And finally, we toured Holyrood Palace and Holyrood Abbey. We walked around the Scott Monument, we traversed the Royal Mile, and explored Mary Kings Close. We shivered a lot, it’s true (we’re Florida girls!) but we loved every minute of our chilly Scottish, Harry Potter adventure!

Arrived in Spoleto

When we arrived in Italy, we had only the vaguest of plans of where we would go and where we would stay (after Milan.) Our plan was, basically, to be vagabonds – albeit, middle-aged vagabonds. We had a loose plan of trying to fit in a few days in Venice, Florence, Rome…and maybe Siena in Tuscany.

Obviously, our plans have changed a bit. We decided on Spoleto in Umbria rather than Siena in Tuscany, for several reasons. First, haven’t you heard? “Umbria is the new Tuscany.” Or so they say. But seriously, Siena is supposed to be great, but I started researching Spoleto and fell a bit in love with it. And after the overload of tourists in Florence (we loved Florence, we did! But next time we go will be in the middle of winter, rainy season, with few tourists!) we decided to cut Venice out of our plans. We just couldn’t deal with yet another crazy, tourist laden, city where you can barely walk. So we’ll plan another trip in the off season to visit Venice.

But, in the meantime, here we are in Spoleto. Spoleta is an ancient city in Umbria in the Apennine foothills. The Roman name was Spoletium. The first historical mention of Spoletium is the notice of the foundation of a colony there in 241 BC. After the Battle of Lake Trasimene (217 BC) Spoletium was attacked by Hannibal. The inhabitants fought back fiercely and sent Hannibal and his elephants packing! During the Second Punic War the city was a useful ally to Rome…and there are reminders of Rome everywhere.

Roman arch, first century BC

Column from old Roman temple, first century AD

Teatro Romano

Edinburgh Day 3 – Linlithgow 

One of my favorite things to do while visiting Europe is to hop on a train and take a day trip to another town. Rail travel is so simple and affordable in Europe that it makes it quite easy. In the past, we’ve visited Provins in France, Enkhuizen in The Netherlands, Bruges in Belgium, and on our visit to Scotland we decided to hop on ScotRail and visit Linlithgow.

Linlithgow Palace sits on a hill overlooking a loch and has been a royal residence since the 1100’s. Mary, Queen of Scots, was born there. 

In 1746 a fire destroyed much of the palace and it has remained uninhabited ever since. 

Tim and I thoroughly enjoyed clamboring around in the ruins, exploring the palace – from the wine cellars to the Great Hall to the King’s bedchamber and the towers. King James IV’ beautiful fountain still stands in the courtyard and the massive fireplace in the Great Hall is still intact and quite splendid. 
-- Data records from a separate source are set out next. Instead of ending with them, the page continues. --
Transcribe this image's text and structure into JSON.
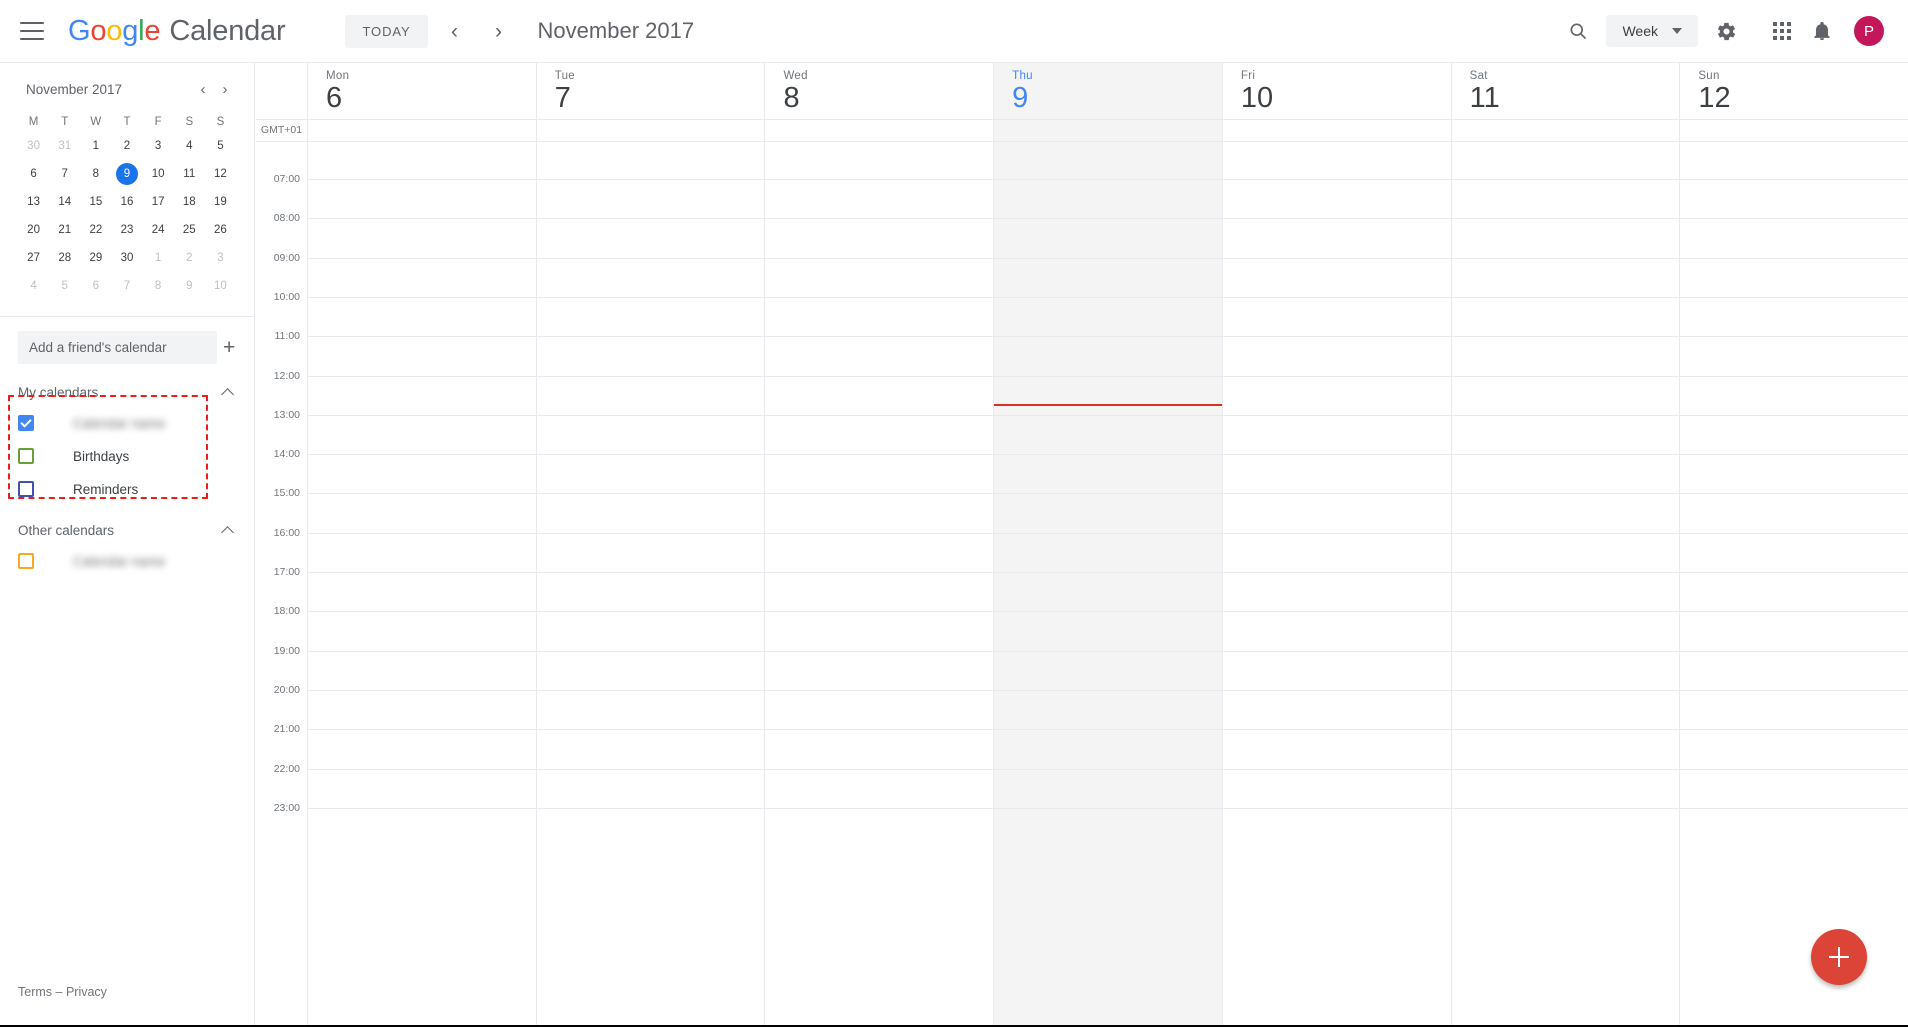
{
  "app": {
    "brand_google": "Google",
    "brand_word": "Calendar",
    "menu_icon": "hamburger-icon"
  },
  "toolbar": {
    "today_label": "TODAY",
    "prev_label": "‹",
    "next_label": "›",
    "month_title": "November 2017",
    "search_icon": "search-icon",
    "view_label": "Week",
    "settings_icon": "gear-icon",
    "apps_icon": "apps-grid-icon",
    "notifications_icon": "bell-icon",
    "avatar_initial": "P",
    "avatar_color": "#C2185B"
  },
  "mini_calendar": {
    "title": "November 2017",
    "prev_label": "‹",
    "next_label": "›",
    "dow": [
      "M",
      "T",
      "W",
      "T",
      "F",
      "S",
      "S"
    ],
    "weeks": [
      [
        {
          "d": "30",
          "muted": true
        },
        {
          "d": "31",
          "muted": true
        },
        {
          "d": "1"
        },
        {
          "d": "2"
        },
        {
          "d": "3"
        },
        {
          "d": "4"
        },
        {
          "d": "5"
        }
      ],
      [
        {
          "d": "6"
        },
        {
          "d": "7"
        },
        {
          "d": "8"
        },
        {
          "d": "9",
          "selected": true
        },
        {
          "d": "10"
        },
        {
          "d": "11"
        },
        {
          "d": "12"
        }
      ],
      [
        {
          "d": "13"
        },
        {
          "d": "14"
        },
        {
          "d": "15"
        },
        {
          "d": "16"
        },
        {
          "d": "17"
        },
        {
          "d": "18"
        },
        {
          "d": "19"
        }
      ],
      [
        {
          "d": "20"
        },
        {
          "d": "21"
        },
        {
          "d": "22"
        },
        {
          "d": "23"
        },
        {
          "d": "24"
        },
        {
          "d": "25"
        },
        {
          "d": "26"
        }
      ],
      [
        {
          "d": "27"
        },
        {
          "d": "28"
        },
        {
          "d": "29"
        },
        {
          "d": "30"
        },
        {
          "d": "1",
          "muted": true
        },
        {
          "d": "2",
          "muted": true
        },
        {
          "d": "3",
          "muted": true
        }
      ],
      [
        {
          "d": "4",
          "muted": true
        },
        {
          "d": "5",
          "muted": true
        },
        {
          "d": "6",
          "muted": true
        },
        {
          "d": "7",
          "muted": true
        },
        {
          "d": "8",
          "muted": true
        },
        {
          "d": "9",
          "muted": true
        },
        {
          "d": "10",
          "muted": true
        }
      ]
    ],
    "selected_color": "#1a73e8"
  },
  "add_friend": {
    "placeholder": "Add a friend's calendar",
    "value": "",
    "add_label": "+"
  },
  "my_calendars": {
    "title": "My calendars",
    "collapse_icon": "chevron-up-icon",
    "items": [
      {
        "label": "",
        "blurred": true,
        "checked": true,
        "color": "#4285F4"
      },
      {
        "label": "Birthdays",
        "blurred": false,
        "checked": false,
        "color": "#689F38"
      },
      {
        "label": "Reminders",
        "blurred": false,
        "checked": false,
        "color": "#3F51B5"
      }
    ]
  },
  "other_calendars": {
    "title": "Other calendars",
    "collapse_icon": "chevron-up-icon",
    "items": [
      {
        "label": "",
        "blurred": true,
        "checked": false,
        "color": "#F9A825"
      }
    ]
  },
  "footer": {
    "terms": "Terms",
    "separator": "–",
    "privacy": "Privacy"
  },
  "week_grid": {
    "timezone_label": "GMT+01",
    "days": [
      {
        "dow": "Mon",
        "dom": "6",
        "today": false
      },
      {
        "dow": "Tue",
        "dom": "7",
        "today": false
      },
      {
        "dow": "Wed",
        "dom": "8",
        "today": false
      },
      {
        "dow": "Thu",
        "dom": "9",
        "today": true
      },
      {
        "dow": "Fri",
        "dom": "10",
        "today": false
      },
      {
        "dow": "Sat",
        "dom": "11",
        "today": false
      },
      {
        "dow": "Sun",
        "dom": "12",
        "today": false
      }
    ],
    "hours": [
      "07:00",
      "08:00",
      "09:00",
      "10:00",
      "11:00",
      "12:00",
      "13:00",
      "14:00",
      "15:00",
      "16:00",
      "17:00",
      "18:00",
      "19:00",
      "20:00",
      "21:00",
      "22:00",
      "23:00"
    ],
    "now_indicator": {
      "color": "#d93025",
      "day_index": 3,
      "position_ratio": 0.2958
    },
    "events": []
  },
  "create_button": {
    "icon": "plus-icon",
    "color": "#db4437"
  },
  "annotation": {
    "style": "red-dashed-rectangle",
    "color": "#ee1b1b",
    "target": "my-calendars-section"
  }
}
The Great Hall. Long tables would have been positioned down the length of the Hall, tapestries would have hung on the stone walls, and statues would have sat on the pedestals above the tapestries. 


This large fireplace in the kitchen would have held spits for cooking meats. There was also an oven for cooking breads and an additional fireplace. 

The imposing and massive fireplace in The Great Hall

The chapel

St. Michael’s Church sits next to Linlithgow Palace. The original, old part of the church was consecrated in 1242 (although before that it had been a Druid site of worship) and the “newer” part of the church was built in the 1500’s. Oliver Cromwell occupied Linlithgow Palace in 1650 and his cavalry and horses occupied the church. There are still marks in the stone walls from where his men sharpened their swords on the walls. 


Grooves in the wall from Cromwell’s men sharpening their swords. 

It was a fantastic day. History + ruins = happiness. Even after being destroyed by fire and being exposed to the elements for centuries, Linlithgow Palace is magnificent. 

That evening we decided to do one of the many walking ghost tours in Edinburgh. 

Honestly, it wasn’t really that scary. Slightly creepy at times, yes, but also fun and very informative. We learned about (and walked through) the vaults. We also walked through Greyfriars Kirkyard and Tomb of Sir George Mackenzie and the Covenanter’s prison.